In your book you say that one of the biggest mistakes recreational cyclists make is to cycle at the same speed/intensity all the time. Why is this a mistake?
Mono-speed doesn’t allow the athlete to optimize speed, get faster, and at the same time leaves them in a constant state of low-level fatigue. Another no-fun training plan.
Why is it important to vary the pace of training?
It is a strategy to improve fitness. The amount of fitness you can gain by simply riding longer is limiting – both by strategy and by the athlete’s available time.
What happens to the body during rest and recovery?
The body literally repairs the damages done by the stresses of training and gets stronger, fitter. There is a list of specific physiological adaptations I can send you if you’re interested.
I noticed on your website that you mention that you swim and do yoga and other activities. Is it good to cross-train during the cycling season?
Some of that depends on how much time you have. If you only have four or five hours a week, the majority of it should probably be cycling with some weight-bearing exercise because of the concerns with bone-mass issues. People sometimes ask me how much better I would be if I gave up those other sports and my answer is I don’t know, and furthermore I love the other sports. For me, it’s part of keeping fitness interesting and not boring.
The answer to that depends on how competitive you want to be. For recreational cyclists, they can either do cycling to complement other activities, or do other activities to compliment cycling. In other words, gals who play softball and soccer may want to cycle to bump up their endurance, and minimize the amount of running they do to reduce the risk of injury. In that case they might use cycling as a complement to their primary sport. Or they may cycle just to get out and do fun things with friends—to do events like century rides. Those long rides are really fun to train for and participate in as a group. You can do the ride with your friends and have a barbeque afterward. That way, not only have you done the century ride but you’ve also had all that fun training together—you might even travel to other places together for events. A training plan is a convenient excuse to do new and fun things. Having fun and staying healthy is the longterm goal.
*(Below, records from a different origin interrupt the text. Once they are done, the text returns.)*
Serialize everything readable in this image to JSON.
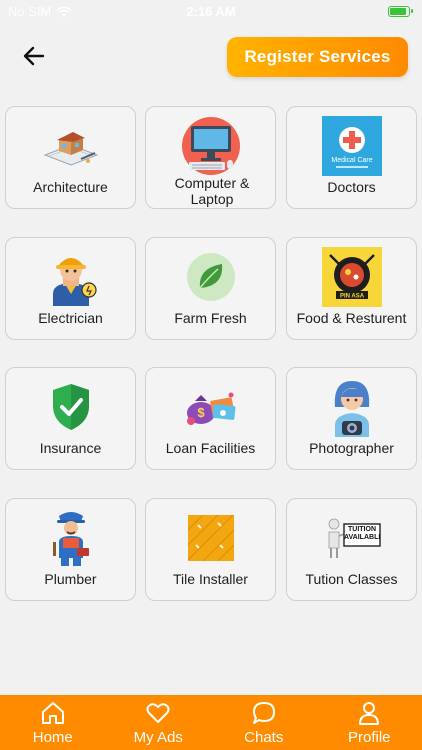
{
  "status_bar": {
    "carrier": "No SIM",
    "time": "2:16 AM"
  },
  "header": {
    "register_label": "Register Services"
  },
  "categories": [
    {
      "label": "Architecture",
      "icon": "architecture-icon"
    },
    {
      "label": "Computer & Laptop",
      "icon": "computer-icon"
    },
    {
      "label": "Doctors",
      "icon": "doctors-icon"
    },
    {
      "label": "Electrician",
      "icon": "electrician-icon"
    },
    {
      "label": "Farm Fresh",
      "icon": "leaf-icon"
    },
    {
      "label": "Food & Resturent",
      "icon": "food-icon"
    },
    {
      "label": "Insurance",
      "icon": "shield-icon"
    },
    {
      "label": "Loan Facilities",
      "icon": "money-bag-icon"
    },
    {
      "label": "Photographer",
      "icon": "photographer-icon"
    },
    {
      "label": "Plumber",
      "icon": "plumber-icon"
    },
    {
      "label": "Tile Installer",
      "icon": "tile-icon"
    },
    {
      "label": "Tution Classes",
      "icon": "tuition-icon"
    }
  ],
  "nav": [
    {
      "label": "Home",
      "icon": "home-icon"
    },
    {
      "label": "My Ads",
      "icon": "heart-icon"
    },
    {
      "label": "Chats",
      "icon": "chat-icon"
    },
    {
      "label": "Profile",
      "icon": "profile-icon"
    }
  ],
  "icon_text": {
    "doctors": "Medical Care",
    "food": "PIN ASA",
    "tuition": "TUITION AVAILABLE"
  },
  "colors": {
    "accent": "#ff8c00",
    "accent_light": "#ffb300",
    "background": "#f1f1f1"
  }
}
On long distance rides how much should a cyclist eat/hydrate each hour on the bike?
It depends on the distance of the ride. For rides between 90 minutes and 3 hours, most people can do well by consuming one bottle of fluid and 150-250 calories per hour. Between 3 and 6 hours, I usually bump up the calorie rate to 200-350 per hour for century riders. Some riders will do well over 350 calories per hour.
If I’m racing I tend to stay on liquid fuels—calorie drinks. I tend not to eat solid foods because I find that liquids work better for me. But during regular training rides, depending how long they are, I try to eat real food as much as I can. Things like peanut butter and jelly sandwiches, or pretzels, or baked potato chips, sometimes energy bars but not too many of those. I prefer to eat non-processed preservative-free food. Sometimes on a big training ride we’ll stop at a sandwich shop and I’ll grab a sandwich.
What cycling events are you doing this year? How much time do you spend on your bike every week?
I was lucky enough to get into the Leadville 100 Mountain Bike Race again this year. This will be year #6 for me. My typical training week is atypical for a cyclist and can be found here: http://bit.ly/ayWmJN
Gale Bernhardt’s books are available at Chapters Indigo, Amazon.ca, and Mountain Equipment Co-op.
Photo credit: Don Karle